Latest Najee Harris report is bad news for Steelers, Jaylen Warren

Recent reporting will tell us that the Pittsburgh Steelers are committed to sticking with running back Najee Harris, which is bad news for the franchise and backfield mate Jaylen Warren.
AFC Wild Card Playoffs - Pittsburgh Steelers v Buffalo Bills
AFC Wild Card Playoffs - Pittsburgh Steelers v Buffalo Bills / Sarah Stier/GettyImages

When the Pittsburgh Steelers declined the fifth-year option of 2021 first-round pick and running back Najee Harris, many thought the franchise was leaving the door open for Jaylen Warren to take over the backfield in 2024. However, it appears to be quite the opposite based on recent buzz.

Shortly after the Steelers opted out of exercising Harris' fifth-year option, a rumor surfaced that the Pittsburgh running back was considered a trade target for the Dallas Cowboys, and that led to us crafting a hypothetical trade scenario involving the two teams. But it was all for not considering the intel from Jane Slater of NFL Network, who reported on Monday evening that the current discourse had no backing.

The idea of any deal materializing is far-fetched and unrealistic from what we have heard from Slater. So, we can seemingly pump the brakes on Harris landing in Dallas. Instead, we can turn our attention to ESPN's Brooke Pryor sharing that the Steelers have not ruled out the possibility of re-signing their workhorse running back after the upcoming season, which spells trouble for Warren and Pittsburgh's rushing attack.

Latest Najee Harris report is bad news for Steelers, Jaylen Warren

"With the new offense being installed, the feeling is the organization wants to see how Harris and the other running backs function in Arthur Smith's offense before making a long-term commitment to him," Pryor said.

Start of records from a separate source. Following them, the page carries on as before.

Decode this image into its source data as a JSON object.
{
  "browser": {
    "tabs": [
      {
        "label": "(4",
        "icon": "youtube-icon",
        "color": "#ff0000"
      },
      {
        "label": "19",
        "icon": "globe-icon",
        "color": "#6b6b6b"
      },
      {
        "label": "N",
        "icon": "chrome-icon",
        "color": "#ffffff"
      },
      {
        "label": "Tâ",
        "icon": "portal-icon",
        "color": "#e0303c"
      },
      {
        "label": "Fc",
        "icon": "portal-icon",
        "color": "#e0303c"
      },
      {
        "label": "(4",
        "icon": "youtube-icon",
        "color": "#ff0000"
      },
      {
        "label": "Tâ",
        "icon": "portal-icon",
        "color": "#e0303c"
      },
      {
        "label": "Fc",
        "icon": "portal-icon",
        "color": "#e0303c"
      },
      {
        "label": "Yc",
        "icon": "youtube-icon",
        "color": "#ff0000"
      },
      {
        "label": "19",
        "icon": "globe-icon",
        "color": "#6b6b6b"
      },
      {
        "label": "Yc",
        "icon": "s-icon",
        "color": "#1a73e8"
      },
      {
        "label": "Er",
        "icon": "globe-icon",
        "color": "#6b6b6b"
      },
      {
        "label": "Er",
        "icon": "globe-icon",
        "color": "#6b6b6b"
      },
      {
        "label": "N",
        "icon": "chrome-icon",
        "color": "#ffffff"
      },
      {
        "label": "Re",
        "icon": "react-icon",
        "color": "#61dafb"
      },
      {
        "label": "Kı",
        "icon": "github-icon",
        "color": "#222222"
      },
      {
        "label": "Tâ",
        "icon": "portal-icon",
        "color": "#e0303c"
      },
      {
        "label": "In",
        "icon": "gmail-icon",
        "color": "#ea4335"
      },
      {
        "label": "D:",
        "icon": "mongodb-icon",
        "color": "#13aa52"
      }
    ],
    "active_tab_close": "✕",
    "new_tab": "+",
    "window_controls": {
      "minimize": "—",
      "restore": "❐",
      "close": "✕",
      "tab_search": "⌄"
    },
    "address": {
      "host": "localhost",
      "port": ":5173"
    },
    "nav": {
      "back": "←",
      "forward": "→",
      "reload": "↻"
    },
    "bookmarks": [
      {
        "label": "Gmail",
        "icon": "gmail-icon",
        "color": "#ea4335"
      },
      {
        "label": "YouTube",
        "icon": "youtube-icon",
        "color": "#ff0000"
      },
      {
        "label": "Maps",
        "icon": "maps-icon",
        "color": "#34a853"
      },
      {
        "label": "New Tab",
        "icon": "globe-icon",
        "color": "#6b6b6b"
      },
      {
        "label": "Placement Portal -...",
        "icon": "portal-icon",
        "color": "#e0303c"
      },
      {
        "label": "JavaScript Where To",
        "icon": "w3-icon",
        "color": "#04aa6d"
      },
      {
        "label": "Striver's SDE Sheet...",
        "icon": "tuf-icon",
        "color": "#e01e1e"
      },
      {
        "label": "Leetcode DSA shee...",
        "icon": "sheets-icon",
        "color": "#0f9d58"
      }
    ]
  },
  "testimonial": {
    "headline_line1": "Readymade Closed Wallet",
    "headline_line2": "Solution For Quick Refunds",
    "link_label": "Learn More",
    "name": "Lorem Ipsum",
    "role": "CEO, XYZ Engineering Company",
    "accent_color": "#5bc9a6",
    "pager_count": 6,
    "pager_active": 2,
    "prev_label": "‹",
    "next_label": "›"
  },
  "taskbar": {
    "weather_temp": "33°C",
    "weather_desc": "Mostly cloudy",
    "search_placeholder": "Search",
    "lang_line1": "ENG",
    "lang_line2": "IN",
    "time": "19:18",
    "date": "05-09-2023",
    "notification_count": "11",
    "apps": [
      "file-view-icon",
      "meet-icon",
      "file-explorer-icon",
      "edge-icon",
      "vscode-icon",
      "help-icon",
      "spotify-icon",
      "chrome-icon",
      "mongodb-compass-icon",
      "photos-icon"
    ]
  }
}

What more must the Steelers see from Harris to realize he is not the long-term answer to their backfield? Moreover, what have they not seen from Warren that makes them hesitant to give him a full workload?

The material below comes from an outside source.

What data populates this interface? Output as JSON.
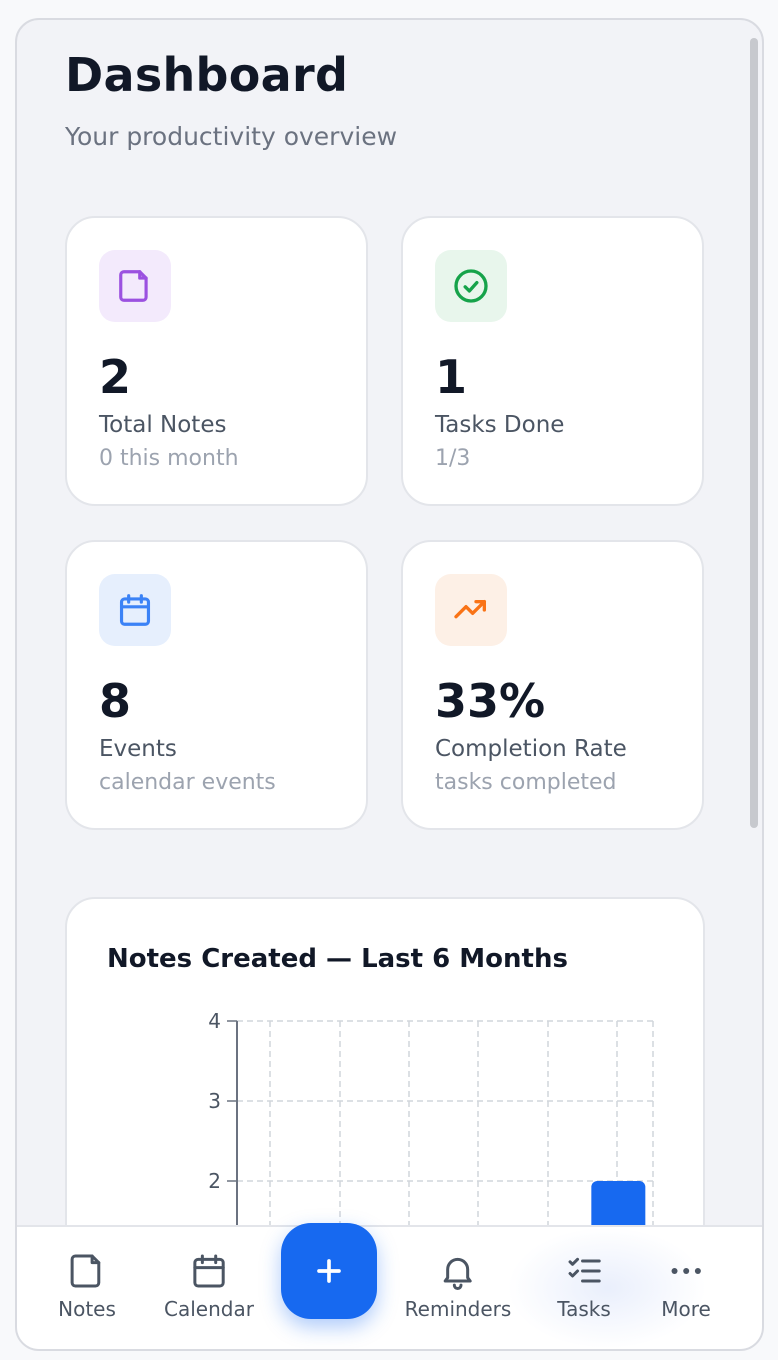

Despite the gaudy counting stats, Harris has ranked at or near the bottom of the NFL in yards per carry among players with at least 200 rushing attempts in his first three seasons as a pro. Meanwhile, Warren has been one of the most hyper-efficient runners in the league, but is seeing his superior talent get wasted because of the difference in draft pedigree between the two (the former was a first-round pick while the latter was undrafted).

Warren amassed 1,154 scrimmage yards on 210 touches in 2023, showcasing his dual-threat ability out of the backfield. Harris compiled 51 more yards (1,205) on 74 more opportunities. The numbers speak for themselves, even though the Steelers apparently see things differently based on their usage. 

Continuing to roll with Harris over Warren is coaching and managerial malpractice, especially considering the former is entering the final year of his team-friendly rookie contract ($985,000 base salary for 2024). Considering extending the former to do so for years to come is a borderline crime.

One way or another, the Steelers will pay (literally) for sticking with Harris as the top backfield option over Warren.